The Cape Experiment 2019 or CapeEx19 is a partnership between the university and the Fargo-based Weather Modification International (WMI). With a US$1 million contract from the US Navy, researchers will be combining aircraft measurements and observations with the Navy’s Mid-Course Doppler Radar (MCR) to develop better cloud models.

“This is a great example of a public-private partnership,” says David Delene, professor of atmospheric sciences at UND.

“We both take the strengths of what we can do to conduct a project that’s difficult to do individually.

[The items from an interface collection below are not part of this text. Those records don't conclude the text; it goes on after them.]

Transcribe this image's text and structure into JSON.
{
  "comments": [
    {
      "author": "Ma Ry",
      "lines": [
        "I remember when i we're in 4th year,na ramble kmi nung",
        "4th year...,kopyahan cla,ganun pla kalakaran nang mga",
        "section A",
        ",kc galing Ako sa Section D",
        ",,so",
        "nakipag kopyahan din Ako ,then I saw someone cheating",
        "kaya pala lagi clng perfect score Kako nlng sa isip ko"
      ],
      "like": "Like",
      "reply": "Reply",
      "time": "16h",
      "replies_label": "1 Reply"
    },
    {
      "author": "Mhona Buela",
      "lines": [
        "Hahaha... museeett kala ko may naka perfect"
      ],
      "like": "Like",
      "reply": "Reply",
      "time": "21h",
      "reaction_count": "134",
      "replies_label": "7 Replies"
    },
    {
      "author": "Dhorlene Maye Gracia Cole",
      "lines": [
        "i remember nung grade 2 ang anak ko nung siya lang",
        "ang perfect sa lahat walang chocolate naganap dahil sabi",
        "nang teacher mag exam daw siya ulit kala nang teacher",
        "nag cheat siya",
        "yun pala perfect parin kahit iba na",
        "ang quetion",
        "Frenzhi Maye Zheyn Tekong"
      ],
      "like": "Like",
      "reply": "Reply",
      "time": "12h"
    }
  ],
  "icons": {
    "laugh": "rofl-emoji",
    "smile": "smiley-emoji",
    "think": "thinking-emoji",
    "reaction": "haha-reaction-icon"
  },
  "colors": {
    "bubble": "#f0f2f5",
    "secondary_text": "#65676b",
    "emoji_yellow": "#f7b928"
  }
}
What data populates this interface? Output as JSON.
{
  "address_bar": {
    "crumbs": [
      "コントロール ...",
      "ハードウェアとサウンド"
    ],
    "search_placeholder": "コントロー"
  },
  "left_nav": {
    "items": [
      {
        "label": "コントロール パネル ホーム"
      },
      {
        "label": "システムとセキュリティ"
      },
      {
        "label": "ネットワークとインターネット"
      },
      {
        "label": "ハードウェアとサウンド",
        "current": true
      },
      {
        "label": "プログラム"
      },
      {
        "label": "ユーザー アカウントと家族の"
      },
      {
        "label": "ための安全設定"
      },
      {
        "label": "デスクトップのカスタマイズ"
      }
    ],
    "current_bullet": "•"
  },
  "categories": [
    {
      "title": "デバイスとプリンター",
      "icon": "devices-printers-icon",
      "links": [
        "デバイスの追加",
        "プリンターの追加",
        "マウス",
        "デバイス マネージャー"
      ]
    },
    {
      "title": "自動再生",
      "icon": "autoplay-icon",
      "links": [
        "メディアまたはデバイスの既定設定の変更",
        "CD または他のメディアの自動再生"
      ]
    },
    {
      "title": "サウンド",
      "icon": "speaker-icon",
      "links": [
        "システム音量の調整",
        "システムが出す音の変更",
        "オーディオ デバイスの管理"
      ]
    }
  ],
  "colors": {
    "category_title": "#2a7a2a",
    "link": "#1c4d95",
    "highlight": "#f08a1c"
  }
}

UND provides the scientific understanding, and WMI provides the ability to operate the aircraft safely and effectively while utilizing state of the art aircraft probes.”

CapeEx19, he adds, represents a historic opportunity for the school, both in the project’s sophisticated level of research, as well as the partnerships it creates.

YOU MIGHT LIKE

For two weeks, the UND team, along with personnel from WMI, will spend between 20 and 30 hours of flying in thunderstorms and using cutting-edge probes to take measurements at the tops and centers of the storms. 

They will use WMI’s Cessna Citation II Research Aircraft for the flight, a jet that was university-owned until 2016. According to a release on the project, the aircraft is able to reach the heights necessary for the probes to take the measurements.

For the mission, Delene says the probes will be measuring essential atmospheric state parameters such as cloud size, concentration, habits and total water content. The probes in use include the Cloud Droplet Probe, Cloud Imaging Probe, Precipitation Imaging Probe and the Particle Habit and Imaging and Polar Scattering Probe which will measure the number and size of cloud particles. 

The Nevzorov Probe and Hot Wire Probe, meanwhile, will measure cloud liquid and total water content.

Lightning
The probes will be measuring parameters such as cloud size, concentration, habits and total water content. Source: Jay Dantinne/Unsplash

Delene says the US Navy has a keen interest in modeling clouds on a global scale. The Navy’s MCR system is said to be one of the most advanced radars on the planet. UND’s research on the data collected during the flights this month will help the Navy understand the system’s abilities and limitations in weather monitoring and forecasting.

UND says CapeEx19 expands on the work of research projects conducted by the university, WMI and the US Navy from 2010 and 2015, and presents a great opportunity for its students to get involved.

YOU MIGHT LIKE

“We’ll have several graduate students involved that will fly on the plane, run the data systems and make sure instruments are performing correctly during flights,” Delene said.

“They’ll also process the data right after the flights and examine them. After the field work for the project is over, it’s going to form the basis of multiple thesis projects.”

WMI president Neil Brackin sang praises of UND as WMI’s partner in the space, calling CapeEx19 the “start of a new era”. The project, he said, was a great opportunity to leverage the combined strengths of UND and WMI.

“For us, it’s a great channel for developing operational programs within the government, military and commercial sectors, helping us build our brand as the leading commercial operator within the field of atmospheric sciences.”

“This is a significant project with a lot of measurements, and a lot of top-notch scientists, that highlights what we can do at the University of North Dakota, in terms of airborne research,” Delene said.  

“This public-private partnership is the start of a new era, which is already leading to multiple joint projects, and hopefully many more significant opportunities in the future.”